  2. Think green when it comes to your tree. Either invest in a top-quality fake tree which will last many years, or buy a real tree. If you do opt for a real tree, make sure you recycle it properly. Small trees can be cut up and recycled in your garden waste bin, while many councils schedule a special collection for larger Christmas trees.
  3. Buying cheap gifts that only last a short time can be great for the family budget but not so good for the environment. Instead look for well-made gifts, which will last and offer good value for money. To further minimise your footprint, give experiences rather than physical gifts.
  4. In a world where time is a priceless commodity, making – rather than buying – gifts can be a whole lot more meaningful and lead to less consumption. For another spin on this, give the gift of time – offer to do some free babysitting or to mow a friend’s lawn.
  5. When buying physical gifts, many stores now offer gift receipts, which enable the recipient to exchange the present without revealing the price. Providing you don’t get offended, it’s a win-win – your gift doesn’t end up in the landfill and your loved one gets something they truly want.
  6. Remember your e-footprint and try to avoid buying gifts that need batteries. If you do buy something that’s battery-operated, consider making rechargeable batteries and a charger part of the gift. Trust us, they’ll thank you.
  7. If you receive a gift you don’t like, consider whether you can upcycle it, or use it for another purpose. If that’s not possible, donate it to charity or consider re-gifting it, rather than throwing it out. Re-gifting may have a bad reputation but you can’t argue with its environmental credentials.
  8. Instead of opting for store-bought wrapping paper, make your own, use your kids’ drawings or dress up newspaper with festive ribbon. And when you’re done, consider recycling your wrapping or consider reusing it – you can refresh it by covering with a towel and ironing out the creases on low heat.
  9. Avoid unnecessary food waste by buying your food as fresh as possible so that it lasts longer and you throw less away. You can also reduce your food miles and carbon footprint by buying it locally.
  10. Buy food you like and will eat. It may seem like simple advice but as Christmas is associated with many traditional dishes, who hasn’t served up a plum pudding when everyone would have rather had a pavlova? Or if you and your guests aren’t big turkey fans, avoid the food waste and go for chicken instead. The only rule of Christmas should be to enjoy!
  11. There are numerous blogposts and articles dedicated to creative ways to use up Christmas leftovers. And when you reach the point that you just can’t consume any more ham or turkey, instead of throwing it away, freeze the rest and use it when the memory of Christmas has faded a bit.

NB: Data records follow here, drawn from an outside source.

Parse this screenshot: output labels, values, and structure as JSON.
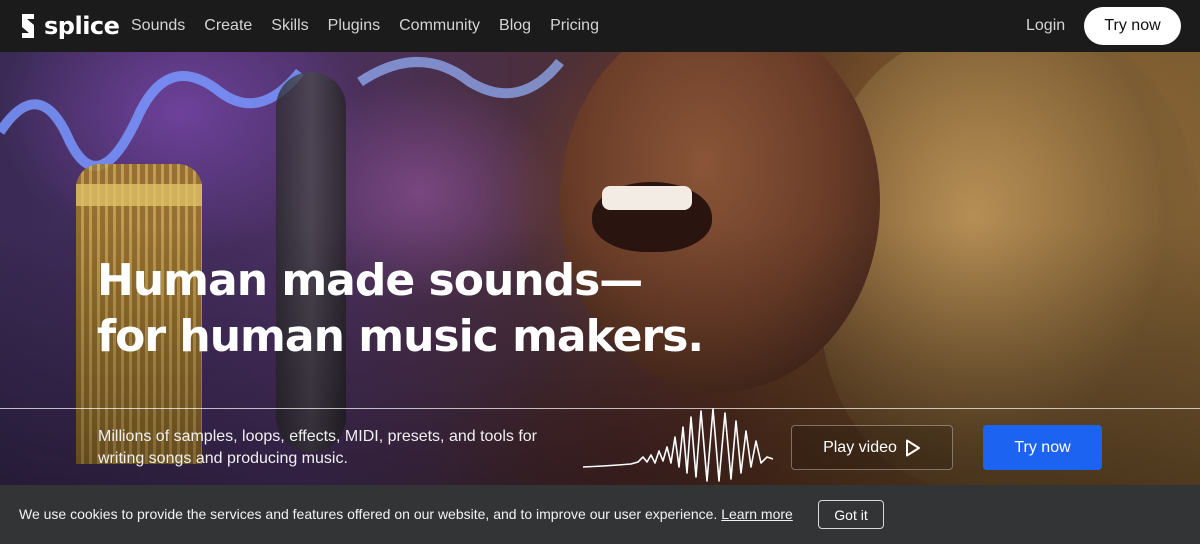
{
  "brand": {
    "name": "splice"
  },
  "nav": {
    "links": [
      "Sounds",
      "Create",
      "Skills",
      "Plugins",
      "Community",
      "Blog",
      "Pricing"
    ],
    "login": "Login",
    "try_now": "Try now"
  },
  "hero": {
    "headline_line1": "Human made sounds—",
    "headline_line2": "for human music makers.",
    "subtext": "Millions of samples, loops, effects, MIDI, presets, and tools for writing songs and producing music.",
    "play_video": "Play video",
    "try_now": "Try now"
  },
  "cookie": {
    "text": "We use cookies to provide the services and features offered on our website, and to improve our user experience.",
    "learn_more": "Learn more",
    "got_it": "Got it"
  },
  "colors": {
    "accent": "#1d63f2",
    "nav_bg": "#1b1b1c",
    "cookie_bg": "#323436"
  },
  "icons": {
    "logo": "splice-logo-icon",
    "play": "play-icon",
    "waveform": "waveform-graphic"
  }
}
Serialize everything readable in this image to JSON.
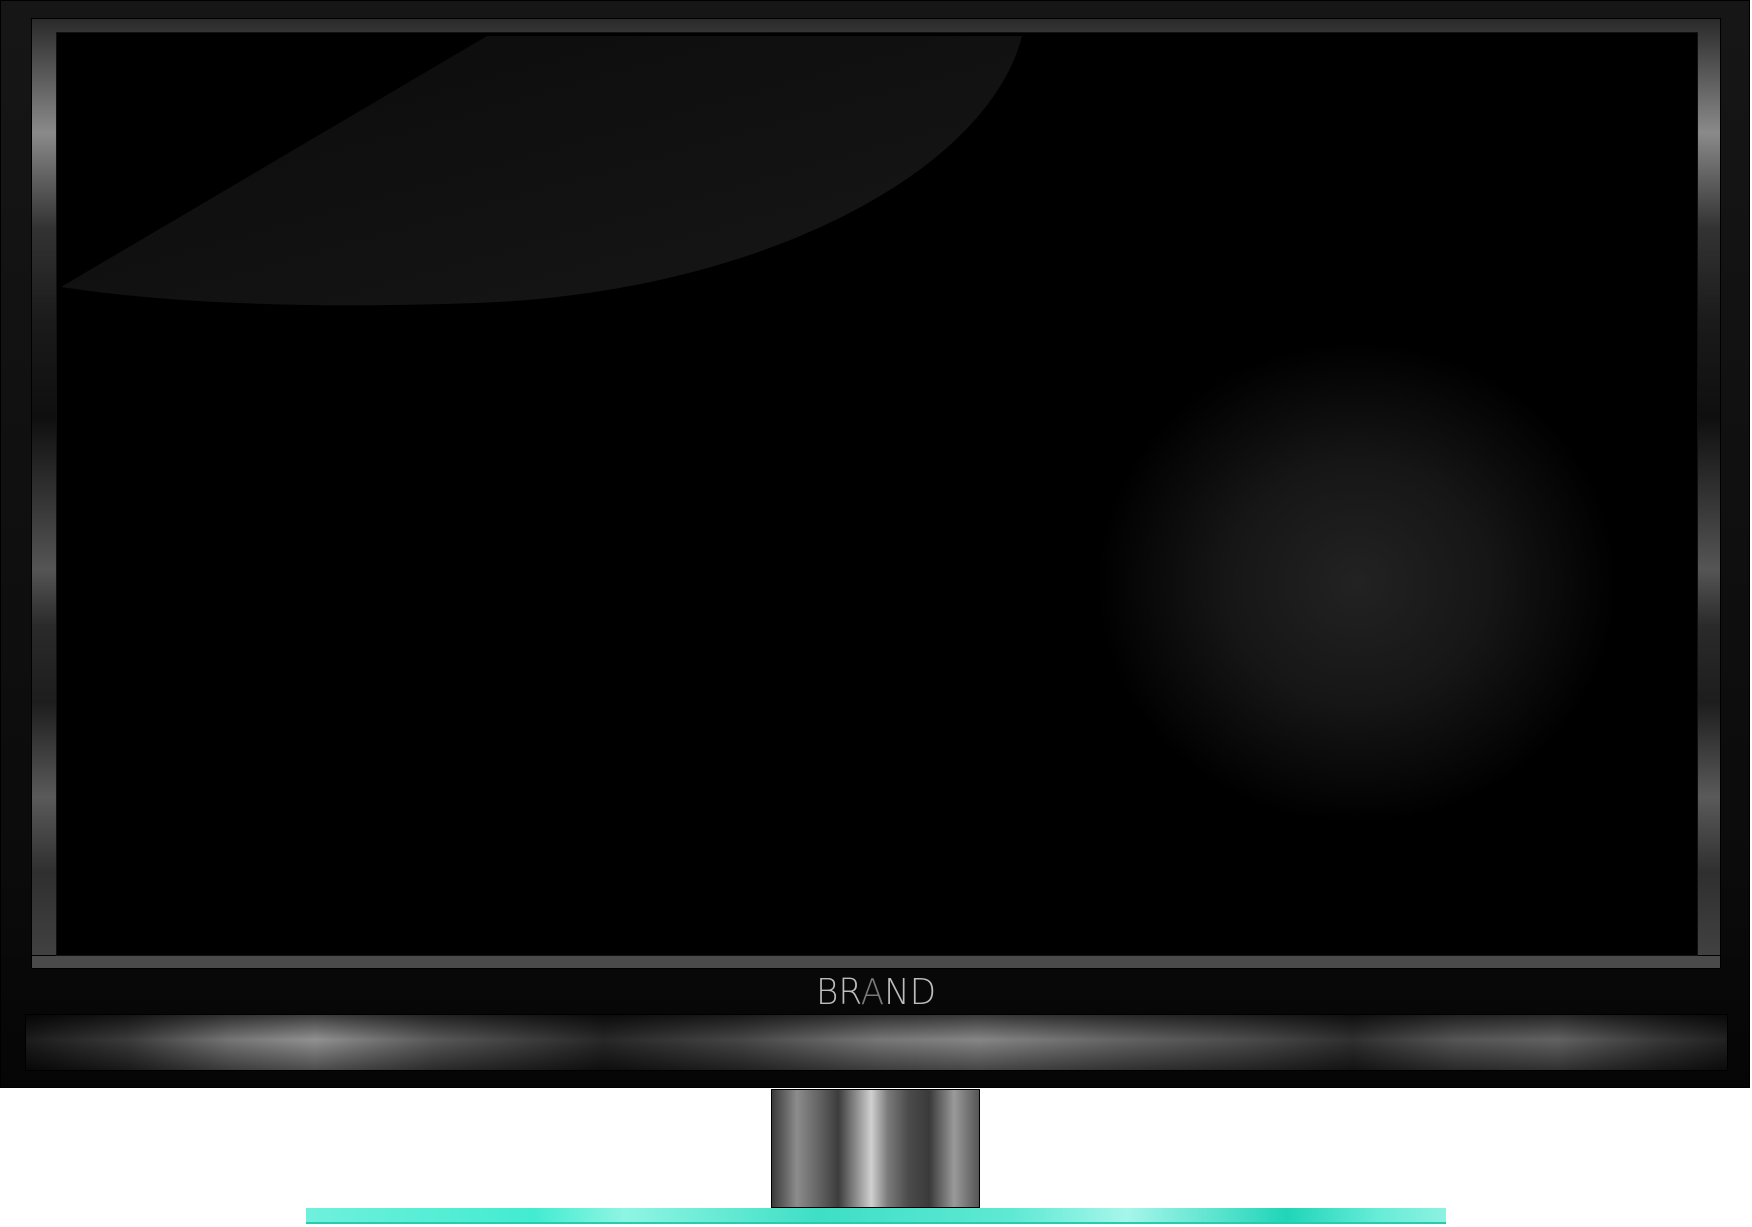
{
  "tv": {
    "brand_label": {
      "part1": "BR",
      "part2": "A",
      "part3": "ND"
    },
    "screen_color": "#000000",
    "bezel_color": "#0c0c0c",
    "base_color": "#42ecd0"
  }
}
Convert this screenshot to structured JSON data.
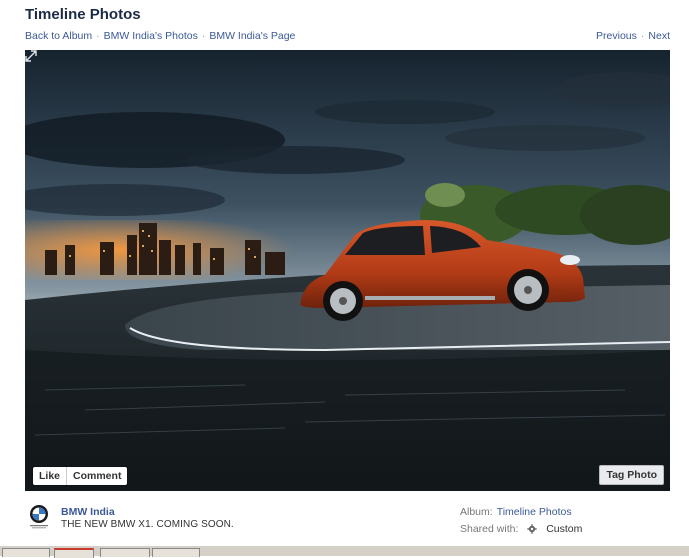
{
  "header": {
    "title": "Timeline Photos",
    "breadcrumbs": [
      "Back to Album",
      "BMW India's Photos",
      "BMW India's Page"
    ],
    "separator": "·",
    "prev_label": "Previous",
    "next_label": "Next"
  },
  "photo": {
    "like_label": "Like",
    "comment_label": "Comment",
    "tag_label": "Tag Photo",
    "expand_icon": "expand-icon"
  },
  "footer": {
    "owner_name": "BMW India",
    "caption": "THE NEW BMW X1. COMING SOON.",
    "album_label": "Album:",
    "album_value": "Timeline Photos",
    "shared_label": "Shared with:",
    "shared_value": "Custom",
    "shared_icon": "gear-icon"
  },
  "colors": {
    "link": "#3b5998",
    "title": "#1c2a47",
    "car": "#c8471f"
  }
}
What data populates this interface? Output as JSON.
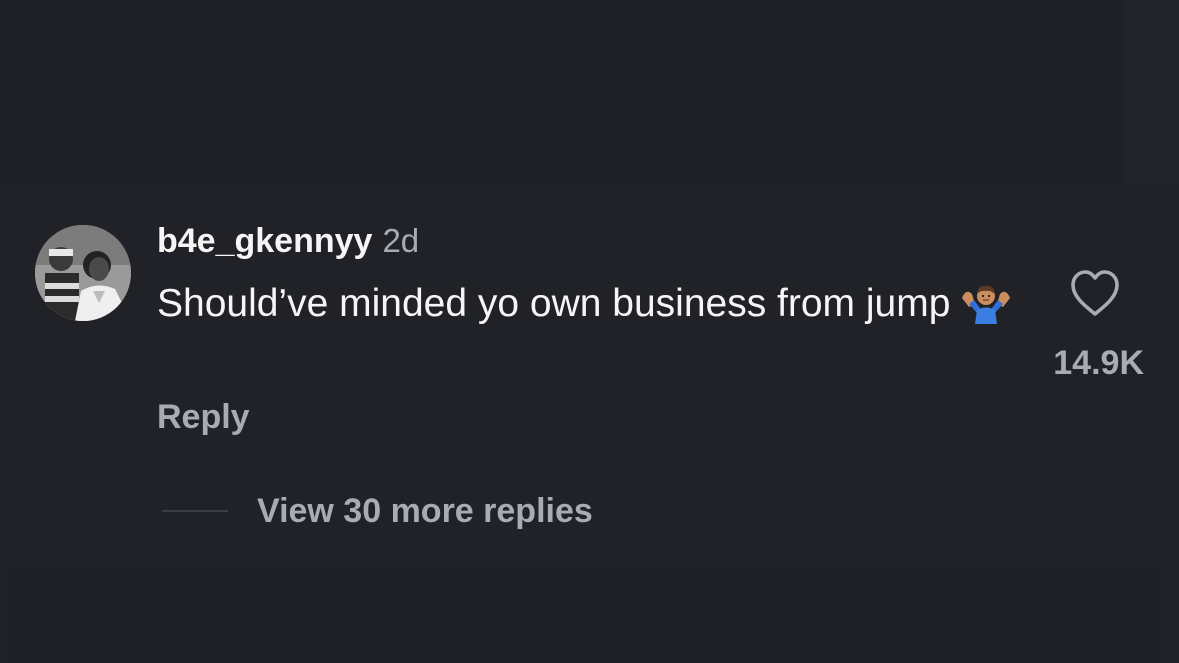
{
  "comment": {
    "username": "b4e_gkenny​y",
    "timestamp": "2d",
    "text": "Should’ve minded yo own business from jump",
    "emoji_name": "person-shrugging-emoji",
    "reply_label": "Reply",
    "like_count": "14.9K",
    "like_icon": "heart-outline-icon"
  },
  "replies": {
    "view_more_label": "View 30 more replies"
  },
  "colors": {
    "background": "#202227",
    "primary_text": "#f5f5f5",
    "secondary_text": "#a8abb2"
  }
}
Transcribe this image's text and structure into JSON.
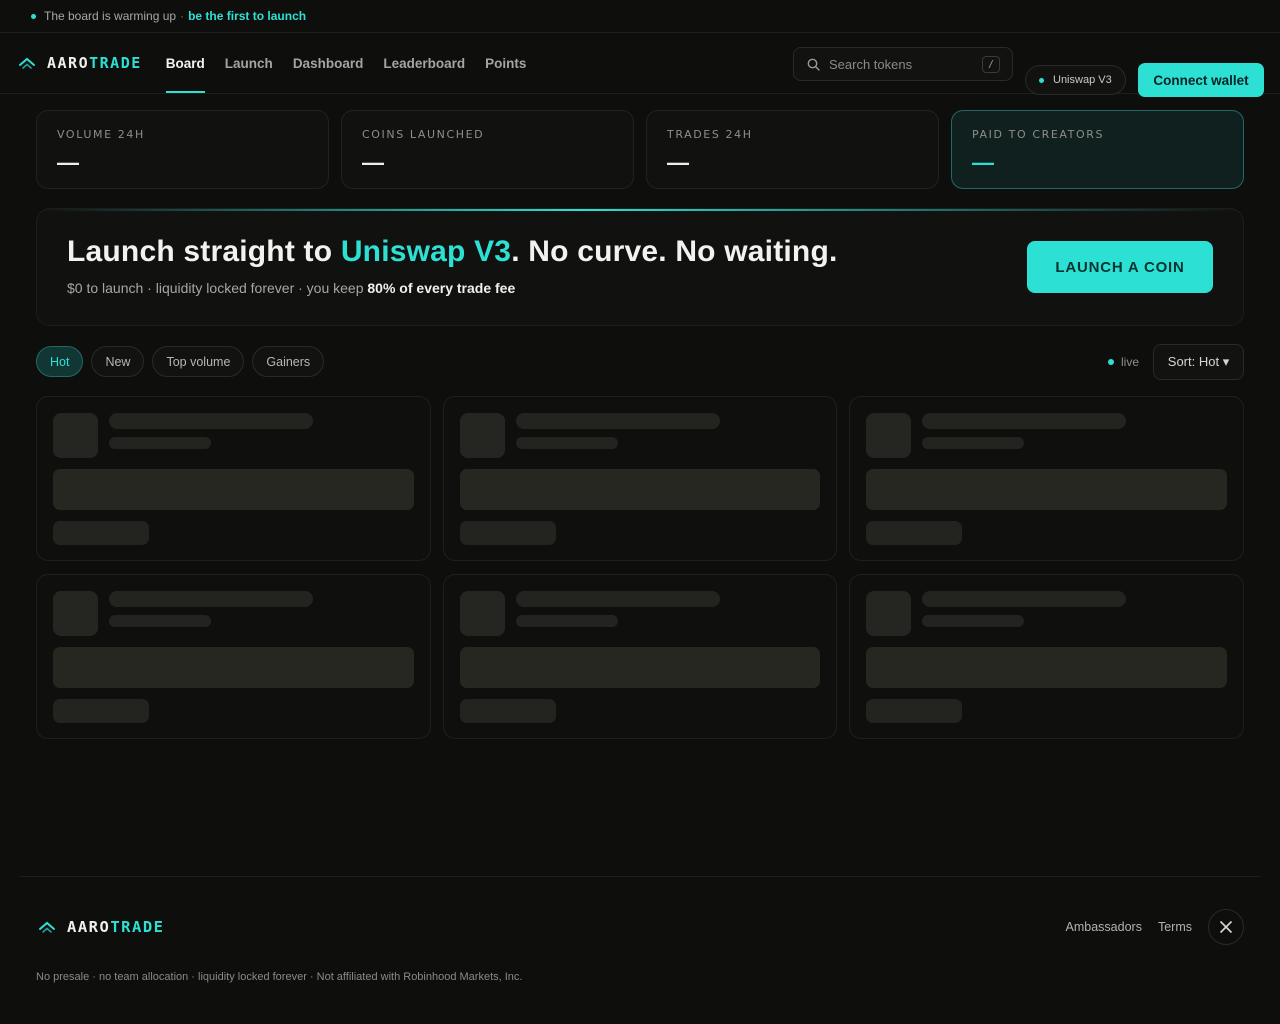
{
  "announcement": {
    "text": "The board is warming up",
    "separator": "·",
    "cta": "be the first to launch"
  },
  "brand": {
    "part1": "AARO",
    "part2": "TRADE"
  },
  "nav": [
    {
      "label": "Board",
      "active": true
    },
    {
      "label": "Launch",
      "active": false
    },
    {
      "label": "Dashboard",
      "active": false
    },
    {
      "label": "Leaderboard",
      "active": false
    },
    {
      "label": "Points",
      "active": false
    }
  ],
  "search": {
    "placeholder": "Search tokens",
    "shortcut": "/"
  },
  "network": {
    "label": "Uniswap V3"
  },
  "connect_label": "Connect wallet",
  "stats": [
    {
      "label": "VOLUME 24H",
      "value": "—"
    },
    {
      "label": "COINS LAUNCHED",
      "value": "—"
    },
    {
      "label": "TRADES 24H",
      "value": "—"
    },
    {
      "label": "PAID TO CREATORS",
      "value": "—"
    }
  ],
  "hero": {
    "title_pre": "Launch straight to ",
    "title_highlight": "Uniswap V3",
    "title_post": ". No curve. No waiting.",
    "sub_pre": "$0 to launch · liquidity locked forever · you keep ",
    "sub_bold": "80% of every trade fee",
    "button": "LAUNCH A COIN"
  },
  "filters": [
    {
      "label": "Hot",
      "active": true
    },
    {
      "label": "New",
      "active": false
    },
    {
      "label": "Top volume",
      "active": false
    },
    {
      "label": "Gainers",
      "active": false
    }
  ],
  "live_label": "live",
  "sort_label": "Sort: Hot ▾",
  "footer": {
    "links": [
      "Ambassadors",
      "Terms"
    ],
    "disclaimer": "No presale · no team allocation · liquidity locked forever · Not affiliated with Robinhood Markets, Inc."
  },
  "colors": {
    "accent": "#2de0d4",
    "background": "#0e0e0d",
    "card": "#111110"
  },
  "icons": [
    "logo-chevron-icon",
    "search-icon",
    "network-dot-icon",
    "live-dot-icon",
    "x-social-icon"
  ]
}
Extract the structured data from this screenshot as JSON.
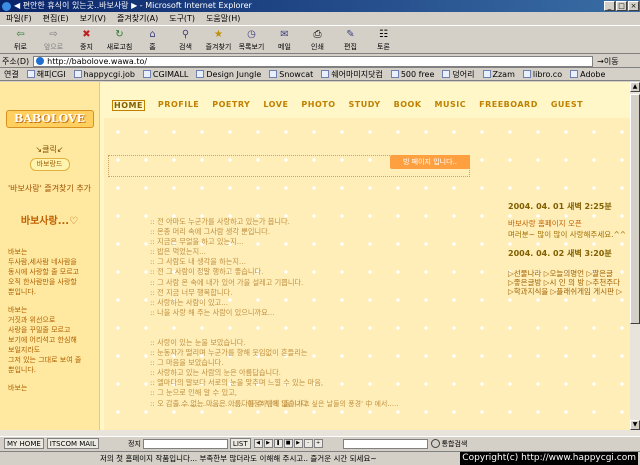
{
  "window": {
    "title": "◀ 편안한 휴식이 있는곳..바보사랑 ▶ - Microsoft Internet Explorer"
  },
  "menu": [
    "파일(F)",
    "편집(E)",
    "보기(V)",
    "즐겨찾기(A)",
    "도구(T)",
    "도움말(H)"
  ],
  "toolbar": [
    {
      "label": "뒤로",
      "icon": "back-arrow-icon",
      "glyph": "⇦"
    },
    {
      "label": "앞으로",
      "icon": "forward-arrow-icon",
      "glyph": "⇨"
    },
    {
      "label": "중지",
      "icon": "stop-icon",
      "glyph": "✖"
    },
    {
      "label": "새로고침",
      "icon": "refresh-icon",
      "glyph": "↻"
    },
    {
      "label": "홈",
      "icon": "home-icon",
      "glyph": "⌂"
    },
    {
      "label": "검색",
      "icon": "search-icon",
      "glyph": "⚲"
    },
    {
      "label": "즐겨찾기",
      "icon": "favorites-icon",
      "glyph": "★"
    },
    {
      "label": "목록보기",
      "icon": "history-icon",
      "glyph": "◷"
    },
    {
      "label": "메일",
      "icon": "mail-icon",
      "glyph": "✉"
    },
    {
      "label": "인쇄",
      "icon": "print-icon",
      "glyph": "⎙"
    },
    {
      "label": "편집",
      "icon": "edit-icon",
      "glyph": "✎"
    },
    {
      "label": "토론",
      "icon": "discuss-icon",
      "glyph": "☷"
    }
  ],
  "address": {
    "label": "주소(D)",
    "url": "http://babolove.wawa.to/",
    "go": "이동"
  },
  "links": {
    "label": "연결",
    "items": [
      "해피CGI",
      "happycgi.job",
      "CGIMALL",
      "Design Jungle",
      "Snowcat",
      "쉐어마미지닷컴",
      "500 free",
      "덩어리",
      "Zzam",
      "libro.co",
      "Adobe"
    ]
  },
  "page": {
    "logo": "BABOLOVE",
    "click_me": "↘클릭↙",
    "hp_button": "바보랑드",
    "add_favorite": "'바보사랑' 즐겨찾기 추가",
    "name": "바보사랑...♡",
    "left_text": [
      "바보는",
      "두사람,세사람 네사람을",
      "동시에 사랑할 줄 모르고",
      "오직 한사람만을 사랑할",
      "뿐입니다.",
      "",
      "바보는",
      "거짓과 위선으로",
      "사랑을 꾸밀줄 모르고",
      "보기에 어리석고 한심해",
      "보일지라도",
      "그저 있는 그대로 보여 줄",
      "뿐입니다.",
      "",
      "바보는"
    ],
    "nav": [
      "HOME",
      "PROFILE",
      "POETRY",
      "LOVE",
      "PHOTO",
      "STUDY",
      "BOOK",
      "MUSIC",
      "FREEBOARD",
      "GUEST"
    ],
    "bubble": "빙 페이지 입니다..",
    "poem1": [
      ":: 전 아마도 누군가를 사랑하고 있는가 봅니다.",
      ":: 온종 머리 속에 그사람 생각 뿐입니다.",
      ":: 지금은 무얼을 하고 있는지...",
      ":: 밥은 먹었는지...",
      ":: 그 사람도 내 생각을 하는지...",
      ":: 전 그 사람이 정말 행하고 좋습니다.",
      ":: 그 사람 온 속에 내가 있어 가을 설레고 기쁩니다.",
      ":: 전 지금 너무 행복합니다.",
      ":: 사랑하는 사람이 있고...",
      ":: 나을 사랑 해 주는 사람이 있으니까요..."
    ],
    "poem2": [
      ":: 사랑이 있는 눈을 보았습니다.",
      ":: 눈동자가 떨리며 누군가를 향해 웃임없이 흔들리는",
      ":: 그 마음을 보았습니다.",
      ":: 사랑하고 있는 사람의 눈은 아름답습니다.",
      ":: 엘마다의 말보다 서로의 눈을 맞추며 느낄 수 있는 마음,",
      ":: 그 눈으로 인해 알 수 있고,",
      ":: 오 감출 수 없는 마음은 아름다를 수 밖에 없습니다."
    ],
    "quote": "................................이정하님의 '들이가고 싶은 날들의 풍경' 中 에서.....",
    "entries": [
      {
        "date": "2004. 04. 01  새벽 2:25분",
        "title": "바보사랑 홈페이지 오픈",
        "body": "며러분~ 많이 많이 사랑해주세요.^^"
      },
      {
        "date": "2004. 04. 02  새벽 3:20분"
      }
    ],
    "side_links": [
      "▷선물나라 ▷오늘의명언 ▷짤은글",
      "▷좋은글방 ▷시 인 의 방 ▷추천주다",
      "▷학과지식을 ▷플래쉬게임  게시판 ▷"
    ]
  },
  "taskbar": {
    "my_home": "MY HOME",
    "itscom": "ITSCOM MAIL",
    "stop_label": "정지",
    "list": "LIST",
    "search_btn": "통합검색"
  },
  "status": {
    "text": "저의 첫 홈페이지 작품입니다... 부족한부 많더라도 이해해 주시고.. 즐거운 시간 되세요~",
    "copyright": "Copyright(c) http://www.happycgi.com"
  }
}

  12. When catering for a crowd, it can be tempting to opt for disposable plates and cutlery to save time on cleaning up. But for the environment’s sake, use crockery and get everyone to pitch in with the washing up instead. And remember to recycle your glass bottles that were once full of Christmas cheer!

Merry Christmas!